→ EXERCISE DETAILS: Reply with one number, the count of lines below that contain the string "value".

→ Page and application data records:
Start of Block

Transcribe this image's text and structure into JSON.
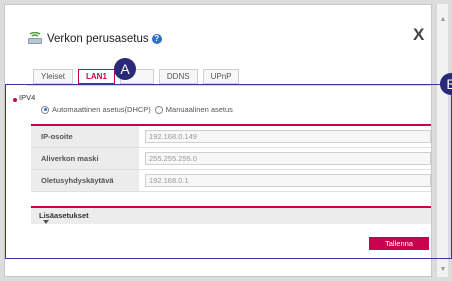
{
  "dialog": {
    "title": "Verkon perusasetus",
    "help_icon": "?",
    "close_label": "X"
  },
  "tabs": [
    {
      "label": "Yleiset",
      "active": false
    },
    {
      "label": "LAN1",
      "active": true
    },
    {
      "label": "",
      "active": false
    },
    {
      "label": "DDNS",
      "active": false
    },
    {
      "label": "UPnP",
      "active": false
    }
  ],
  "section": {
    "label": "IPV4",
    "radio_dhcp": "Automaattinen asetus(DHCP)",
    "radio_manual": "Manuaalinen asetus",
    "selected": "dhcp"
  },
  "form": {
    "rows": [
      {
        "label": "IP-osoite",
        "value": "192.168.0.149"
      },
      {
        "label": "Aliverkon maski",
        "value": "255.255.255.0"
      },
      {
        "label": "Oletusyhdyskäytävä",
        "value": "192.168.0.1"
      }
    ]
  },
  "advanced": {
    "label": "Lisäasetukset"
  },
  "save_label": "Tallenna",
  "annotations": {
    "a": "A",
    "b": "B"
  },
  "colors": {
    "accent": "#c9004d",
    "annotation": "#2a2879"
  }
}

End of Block

→ RESULT: 3